Succinic acid is an important platform chemical that has broad applications and is been listed as one of the top twelve bio-based chemicals produced from biomass by the US Department of Energy. The metabolic role of Escherichia coli formate dehydrogenase-O (fdoH) under anaerobic conditions in relation to succinic acid production remained largely unspecified. Herein we report, what are to our knowledge, the first metabolic fdoH gene knockout that have enhanced succinate production using glucose and glycerol substrates in E. coli. Using the most recent E. coli reconstruction iJO1366, we engineered its host metabolism to enhance the anaerobic succinate production by deleting the fdoH gene, which blocked H(+) conduction across the mutant cell membrane for the enhanced succinate production. The engineered mutant strain BMS4 showed succinate production of 2.05 g l(-1) (41.2-fold in 7 days) from glycerol and .39 g l(-1) (6.2-fold in 1 day) from glucose. This work revealed that a single deletion of the fdoH gene is sufficient to increase succinate production in E. coli from both glucose and glycerol substrates.
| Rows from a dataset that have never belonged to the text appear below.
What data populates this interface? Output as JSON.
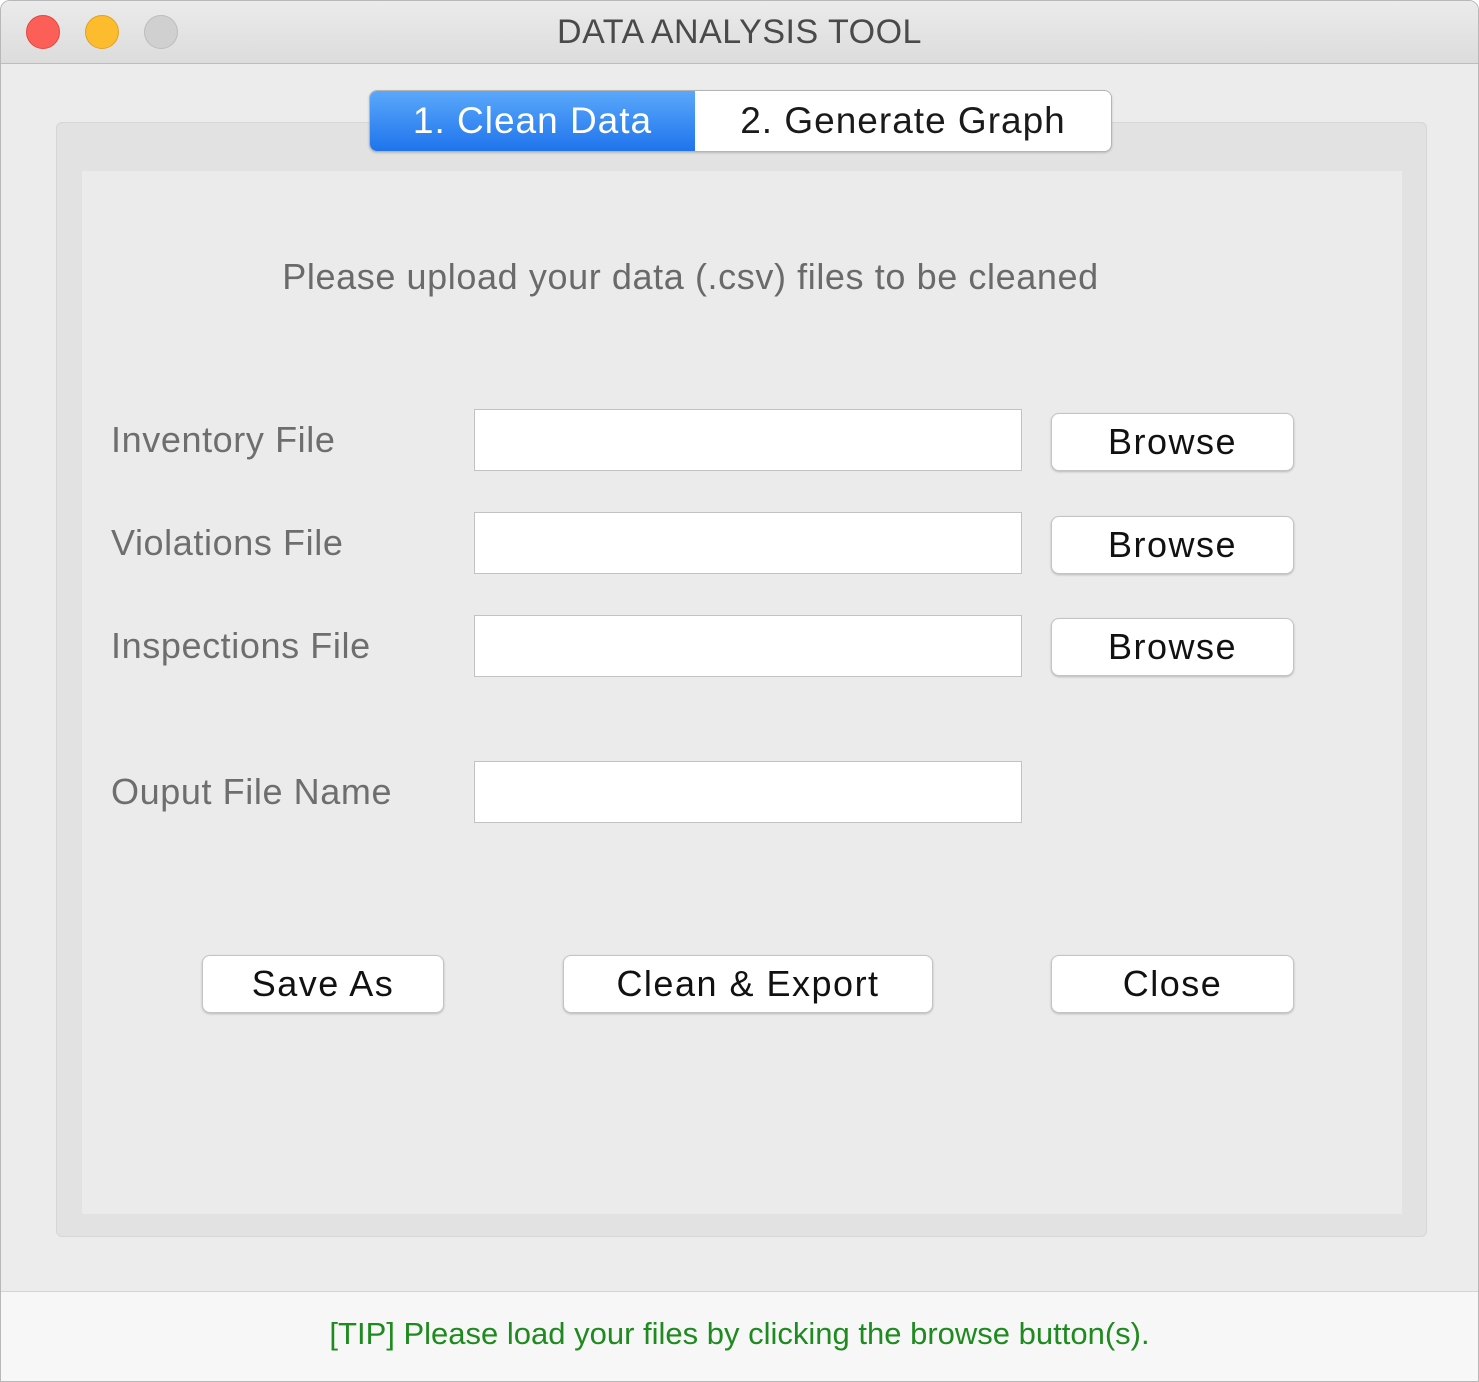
{
  "window": {
    "title": "DATA ANALYSIS TOOL"
  },
  "tabs": [
    {
      "label": "1. Clean Data",
      "selected": true
    },
    {
      "label": "2. Generate Graph",
      "selected": false
    }
  ],
  "main": {
    "instruction": "Please upload your data (.csv) files to be cleaned",
    "inventory": {
      "label": "Inventory File",
      "value": "",
      "button": "Browse"
    },
    "violations": {
      "label": "Violations File",
      "value": "",
      "button": "Browse"
    },
    "inspections": {
      "label": "Inspections File",
      "value": "",
      "button": "Browse"
    },
    "output": {
      "label": "Ouput File Name",
      "value": ""
    },
    "actions": {
      "save_as": "Save As",
      "clean_export": "Clean & Export",
      "close": "Close"
    }
  },
  "status": {
    "tip": "[TIP] Please load your files by clicking the browse button(s)."
  },
  "colors": {
    "tab_active": "#1f74ec",
    "tip_text": "#1f8a1f",
    "close_light": "#fc5f57",
    "minimize_light": "#fdbb2e"
  }
}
The nucleocapsid protein (NP) of Newcastle disease virus expressed in E. coli assembled as ring- and herringbone-like particles. In order to identify the contiguous NP sequence essential for assembly of these particles, 11 N- or C-terminally deleted NP mutants were constructed and their ability to self-assemble was tested. The results indicate that a large part of the NP N-terminal end, encompassing amino acids 1 to 375, is required for proper folding to form a herringbone-like structure. In contrast, the C-terminal end covering amino acids 376 to 489 was dispensable for the formation of herringbone-like particles. A region located between amino acids 375 to 439 may play a role in regulating the length of the herringbone-like particles. Mutants with amino acid deletions further from the C-terminal end (84, 98, 109 and 114 amino acids) tended to form longer particles compared to mutants with shorter deletions (25 and 49 amino acids).